He has gone through such technical studies as no one else has except Tausig, perhaps.Music-Study in Germany | Amy Fay
He studies the subject of Covenanting, endeavours to examine the claims which the exercise has upon him.The Ordinance of Covenanting | John Cunningham
Her thirst for knowledge was insatiate, and with untiring assiduity she pursued her studies.Madame Roland, Makers of History | John S. C. Abbott
British Dictionary definitions for study
to apply the mind to the learning or understanding of (a subject), esp by reading: to study languages; to study all night
(tr) to investigate or examine, as by observation, research, etc: to study the effects of heat on metal
(tr) to look at minutely; scrutinize
(tr) to give much careful or critical thought to
to take a course in (a subject), as at a college
(tr) to try to memorize: to study a part for a play
(intr) to meditate or contemplate; reflect
the act or process of studying
(as modifier): study group
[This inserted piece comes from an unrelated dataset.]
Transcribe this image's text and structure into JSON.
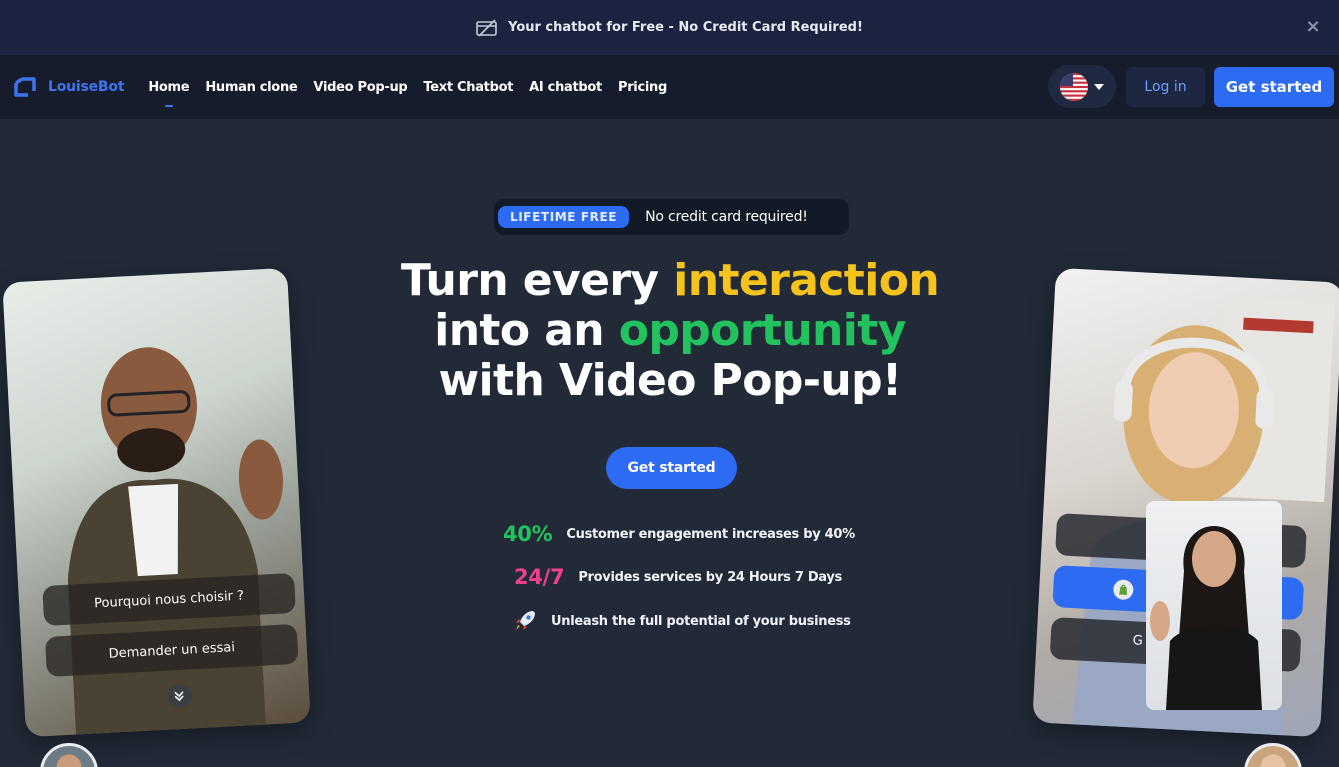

a room used for studying, reading, writing, etc
(often plural) work relating to a particular discipline: environmental studies
an investigation and analysis of a subject, situation, etc: a study of transport provision in rural districts
a product of studying, such as a written paper or book
a drawing, sculpture, etc, executed for practice or in preparation for another work
a musical composition intended to develop one aspect of performing technique: a study in spiccato bowing
theatre a person who memorizes a part in the manner specified: a quick study
in a brown study in a reverie or daydream
Collins English Dictionary - Complete & Unabridged 2012 Digital Edition © William Collins Sons & Co. Ltd. 1979, 1986 © HarperCollins Publishers 1998, 2000, 2003, 2005, 2006, 2007, 2009, 2012
Other Idioms and Phrases with study
see brown study.
The American Heritage® Idioms Dictionary Copyright © 2002, 2001, 1995 by Houghton Mifflin Harcourt Publishing Company. Published by Houghton Mifflin Harcourt Publishing Company.